▶ What you should do: Omit every picture and output the rest of the records exactly as they are.
——————————
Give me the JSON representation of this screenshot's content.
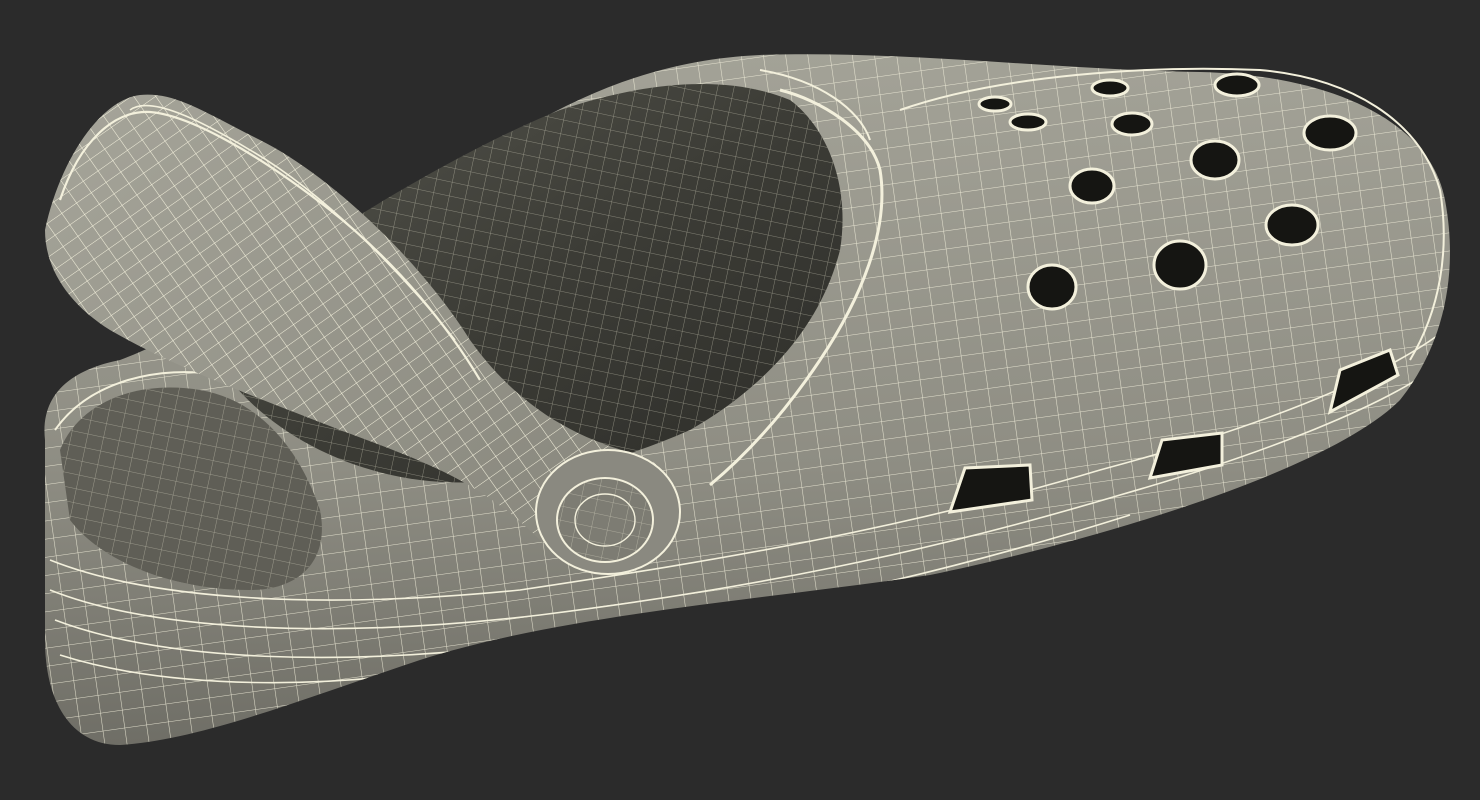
{
  "scene": {
    "background_color": "#2b2b2b",
    "object": "clog-wireframe-render",
    "shading": {
      "surface_color": "#8f8e84",
      "interior_color": "#4a4a42",
      "dark_interior_color": "#2a2a26",
      "wire_color": "#f3f0dc",
      "hole_color": "#151512"
    }
  }
}
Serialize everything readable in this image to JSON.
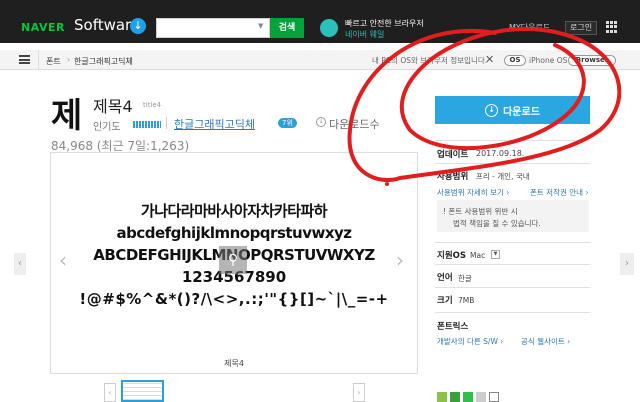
{
  "topbar": {
    "brand": "NAVER",
    "product": "Software",
    "search_button": "검색",
    "promo_line1": "빠르고 안전한 브라우저",
    "promo_line2": "네이버 웨일",
    "my_font": "MY다운로드",
    "login": "로그인"
  },
  "breadcrumb": {
    "root": "폰트",
    "current": "한글그래픽고딕체",
    "os_notice": "내 PC의 OS와 브라우저 정보입니다.",
    "os_tag": "OS",
    "os_value": "iPhone OS",
    "browser_tag": "Browser"
  },
  "font": {
    "glyph": "제",
    "title": "제목4",
    "subtitle": "title4",
    "popularity_label": "인기도",
    "family_link": "한글그래픽고딕체",
    "rank_badge": "7위",
    "download_count_label": "다운로드수",
    "download_count_value": "84,968 (최근 7일:1,263)"
  },
  "preview": {
    "line1": "가나다라마바사아자차카타파하",
    "line2": "abcdefghijklmnopqrstuvwxyz",
    "line3": "ABCDEFGHIJKLMNOPQRSTUVWXYZ",
    "line4": "1234567890",
    "line5": "!@#$%^&*()?/\\<>,.:;'\"{}[]~`|\\_=-+",
    "caption": "제목4"
  },
  "panel": {
    "download_button": "다운로드",
    "update_label": "업데이트",
    "update_value": "2017.09.18.",
    "usage_label": "사용범위",
    "usage_value": "프리 - 개인, 국내",
    "usage_more": "사용범위 자세히 보기 ›",
    "usage_guide": "폰트 저작권 안내 ›",
    "notice_line1": "! 폰트 사용범위 위반 시",
    "notice_line2": "법적 책임을 질 수 있습니다.",
    "os_label": "지원OS",
    "os_value": "Mac",
    "lang_label": "언어",
    "lang_value": "한글",
    "size_label": "크기",
    "size_value": "7MB",
    "trademark_label": "폰트릭스",
    "trademark_link1": "개발사의 다른 S/W ›",
    "trademark_link2": "공식 웹사이트 ›"
  },
  "colors": {
    "accent": "#2aa6e0",
    "naver_green": "#03a23b",
    "annotation_red": "#e01e1e"
  },
  "icons": [
    "menu-icon",
    "download-icon",
    "close-icon",
    "zoom-icon",
    "apps-icon",
    "chevron-left-icon",
    "chevron-right-icon"
  ]
}
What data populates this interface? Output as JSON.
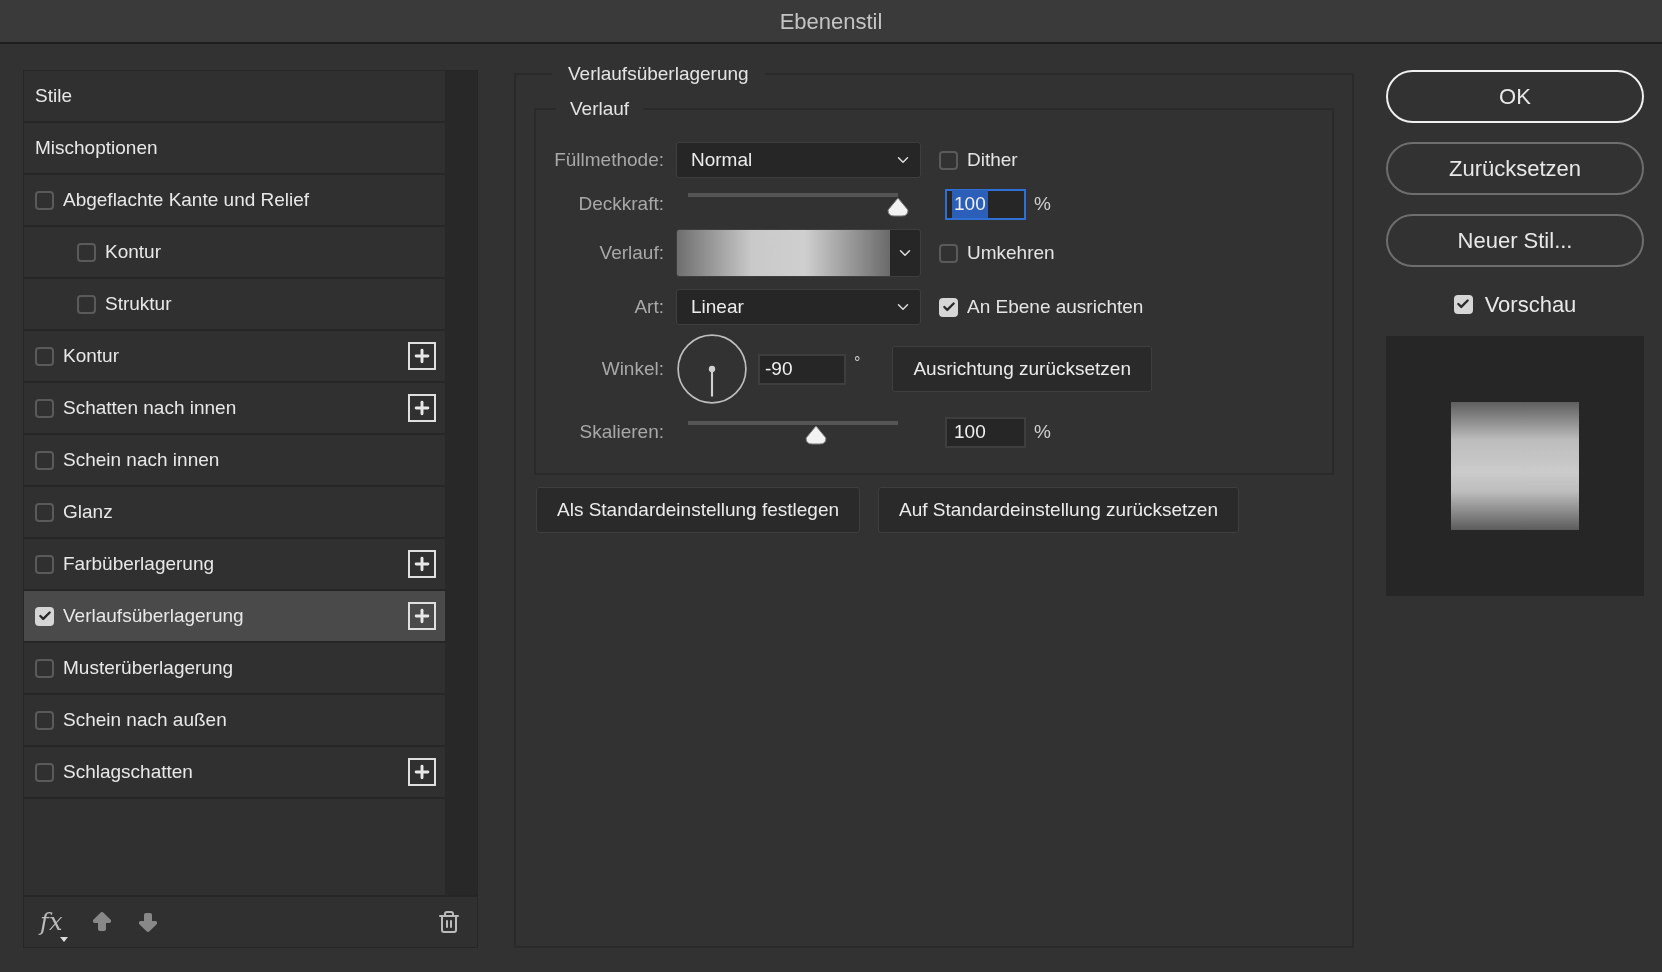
{
  "window": {
    "title": "Ebenenstil"
  },
  "styles_list": {
    "items": [
      {
        "kind": "header",
        "label": "Stile",
        "selected": false
      },
      {
        "kind": "header",
        "label": "Mischoptionen",
        "selected": false
      },
      {
        "kind": "option",
        "label": "Abgeflachte Kante und Relief",
        "checked": false,
        "selected": false,
        "add_button": false,
        "children": [
          {
            "kind": "option",
            "label": "Kontur",
            "checked": false,
            "selected": false,
            "add_button": false
          },
          {
            "kind": "option",
            "label": "Struktur",
            "checked": false,
            "selected": false,
            "add_button": false
          }
        ]
      },
      {
        "kind": "option",
        "label": "Kontur",
        "checked": false,
        "selected": false,
        "add_button": true
      },
      {
        "kind": "option",
        "label": "Schatten nach innen",
        "checked": false,
        "selected": false,
        "add_button": true
      },
      {
        "kind": "option",
        "label": "Schein nach innen",
        "checked": false,
        "selected": false,
        "add_button": false
      },
      {
        "kind": "option",
        "label": "Glanz",
        "checked": false,
        "selected": false,
        "add_button": false
      },
      {
        "kind": "option",
        "label": "Farbüberlagerung",
        "checked": false,
        "selected": false,
        "add_button": true
      },
      {
        "kind": "option",
        "label": "Verlaufsüberlagerung",
        "checked": true,
        "selected": true,
        "add_button": true
      },
      {
        "kind": "option",
        "label": "Musterüberlagerung",
        "checked": false,
        "selected": false,
        "add_button": false
      },
      {
        "kind": "option",
        "label": "Schein nach außen",
        "checked": false,
        "selected": false,
        "add_button": false
      },
      {
        "kind": "option",
        "label": "Schlagschatten",
        "checked": false,
        "selected": false,
        "add_button": true
      }
    ],
    "footer": {
      "fx_label": "fx"
    }
  },
  "settings": {
    "title": "Verlaufsüberlagerung",
    "group_title": "Verlauf",
    "fill_method": {
      "label": "Füllmethode:",
      "value": "Normal"
    },
    "dither": {
      "label": "Dither",
      "checked": false
    },
    "opacity": {
      "label": "Deckkraft:",
      "level": 1.0,
      "value": "100",
      "unit": "%",
      "focused": true
    },
    "gradient": {
      "label": "Verlauf:"
    },
    "reverse": {
      "label": "Umkehren",
      "checked": false
    },
    "style": {
      "label": "Art:",
      "value": "Linear"
    },
    "align": {
      "label": "An Ebene ausrichten",
      "checked": true
    },
    "angle": {
      "label": "Winkel:",
      "value": "-90",
      "unit": "°"
    },
    "reset_alignment": "Ausrichtung zurücksetzen",
    "scale": {
      "label": "Skalieren:",
      "level": 0.61,
      "value": "100",
      "unit": "%",
      "focused": false
    },
    "buttons": [
      "Als Standardeinstellung festlegen",
      "Auf Standardeinstellung zurücksetzen"
    ]
  },
  "actions": [
    {
      "label": "OK",
      "default": true
    },
    {
      "label": "Zurücksetzen",
      "default": false
    },
    {
      "label": "Neuer Stil...",
      "default": false
    }
  ],
  "preview": {
    "label": "Vorschau",
    "checked": true
  }
}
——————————
▶ Task result:
Give me the JSON representation of this screenshot's content.
{
  "scene": {
    "background_color": "#2b2b2b",
    "object": "clog-wireframe-render",
    "shading": {
      "surface_color": "#8f8e84",
      "interior_color": "#4a4a42",
      "dark_interior_color": "#2a2a26",
      "wire_color": "#f3f0dc",
      "hole_color": "#151512"
    }
  }
}
Serialize everything readable in this image to JSON.
{
  "topbar": {
    "brand": "NAVER",
    "product": "Software",
    "search_button": "검색",
    "promo_line1": "빠르고 안전한 브라우저",
    "promo_line2": "네이버 웨일",
    "my_font": "MY다운로드",
    "login": "로그인"
  },
  "breadcrumb": {
    "root": "폰트",
    "current": "한글그래픽고딕체",
    "os_notice": "내 PC의 OS와 브라우저 정보입니다.",
    "os_tag": "OS",
    "os_value": "iPhone OS",
    "browser_tag": "Browser"
  },
  "font": {
    "glyph": "제",
    "title": "제목4",
    "subtitle": "title4",
    "popularity_label": "인기도",
    "family_link": "한글그래픽고딕체",
    "rank_badge": "7위",
    "download_count_label": "다운로드수",
    "download_count_value": "84,968 (최근 7일:1,263)"
  },
  "preview": {
    "line1": "가나다라마바사아자차카타파하",
    "line2": "abcdefghijklmnopqrstuvwxyz",
    "line3": "ABCDEFGHIJKLMNOPQRSTUVWXYZ",
    "line4": "1234567890",
    "line5": "!@#$%^&*()?/\\<>,.:;'\"{}[]~`|\\_=-+",
    "caption": "제목4"
  },
  "panel": {
    "download_button": "다운로드",
    "update_label": "업데이트",
    "update_value": "2017.09.18.",
    "usage_label": "사용범위",
    "usage_value": "프리 - 개인, 국내",
    "usage_more": "사용범위 자세히 보기 ›",
    "usage_guide": "폰트 저작권 안내 ›",
    "notice_line1": "! 폰트 사용범위 위반 시",
    "notice_line2": "법적 책임을 질 수 있습니다.",
    "os_label": "지원OS",
    "os_value": "Mac",
    "lang_label": "언어",
    "lang_value": "한글",
    "size_label": "크기",
    "size_value": "7MB",
    "trademark_label": "폰트릭스",
    "trademark_link1": "개발사의 다른 S/W ›",
    "trademark_link2": "공식 웹사이트 ›"
  },
  "colors": {
    "accent": "#2aa6e0",
    "naver_green": "#03a23b",
    "annotation_red": "#e01e1e"
  },
  "icons": [
    "menu-icon",
    "download-icon",
    "close-icon",
    "zoom-icon",
    "apps-icon",
    "chevron-left-icon",
    "chevron-right-icon"
  ]
}
What data populates this interface? Output as JSON.
{
  "window": {
    "title": "Ebenenstil"
  },
  "styles_list": {
    "items": [
      {
        "kind": "header",
        "label": "Stile",
        "selected": false
      },
      {
        "kind": "header",
        "label": "Mischoptionen",
        "selected": false
      },
      {
        "kind": "option",
        "label": "Abgeflachte Kante und Relief",
        "checked": false,
        "selected": false,
        "add_button": false,
        "children": [
          {
            "kind": "option",
            "label": "Kontur",
            "checked": false,
            "selected": false,
            "add_button": false
          },
          {
            "kind": "option",
            "label": "Struktur",
            "checked": false,
            "selected": false,
            "add_button": false
          }
        ]
      },
      {
        "kind": "option",
        "label": "Kontur",
        "checked": false,
        "selected": false,
        "add_button": true
      },
      {
        "kind": "option",
        "label": "Schatten nach innen",
        "checked": false,
        "selected": false,
        "add_button": true
      },
      {
        "kind": "option",
        "label": "Schein nach innen",
        "checked": false,
        "selected": false,
        "add_button": false
      },
      {
        "kind": "option",
        "label": "Glanz",
        "checked": false,
        "selected": false,
        "add_button": false
      },
      {
        "kind": "option",
        "label": "Farbüberlagerung",
        "checked": false,
        "selected": false,
        "add_button": true
      },
      {
        "kind": "option",
        "label": "Verlaufsüberlagerung",
        "checked": true,
        "selected": true,
        "add_button": true
      },
      {
        "kind": "option",
        "label": "Musterüberlagerung",
        "checked": false,
        "selected": false,
        "add_button": false
      },
      {
        "kind": "option",
        "label": "Schein nach außen",
        "checked": false,
        "selected": false,
        "add_button": false
      },
      {
        "kind": "option",
        "label": "Schlagschatten",
        "checked": false,
        "selected": false,
        "add_button": true
      }
    ],
    "footer": {
      "fx_label": "fx"
    }
  },
  "settings": {
    "title": "Verlaufsüberlagerung",
    "group_title": "Verlauf",
    "fill_method": {
      "label": "Füllmethode:",
      "value": "Normal"
    },
    "dither": {
      "label": "Dither",
      "checked": false
    },
    "opacity": {
      "label": "Deckkraft:",
      "level": 1.0,
      "value": "100",
      "unit": "%",
      "focused": true
    },
    "gradient": {
      "label": "Verlauf:"
    },
    "reverse": {
      "label": "Umkehren",
      "checked": false
    },
    "style": {
      "label": "Art:",
      "value": "Linear"
    },
    "align": {
      "label": "An Ebene ausrichten",
      "checked": true
    },
    "angle": {
      "label": "Winkel:",
      "value": "-90",
      "unit": "°"
    },
    "reset_alignment": "Ausrichtung zurücksetzen",
    "scale": {
      "label": "Skalieren:",
      "level": 0.61,
      "value": "100",
      "unit": "%",
      "focused": false
    },
    "buttons": [
      "Als Standardeinstellung festlegen",
      "Auf Standardeinstellung zurücksetzen"
    ]
  },
  "actions": [
    {
      "label": "OK",
      "default": true
    },
    {
      "label": "Zurücksetzen",
      "default": false
    },
    {
      "label": "Neuer Stil...",
      "default": false
    }
  ],
  "preview": {
    "label": "Vorschau",
    "checked": true
  }
}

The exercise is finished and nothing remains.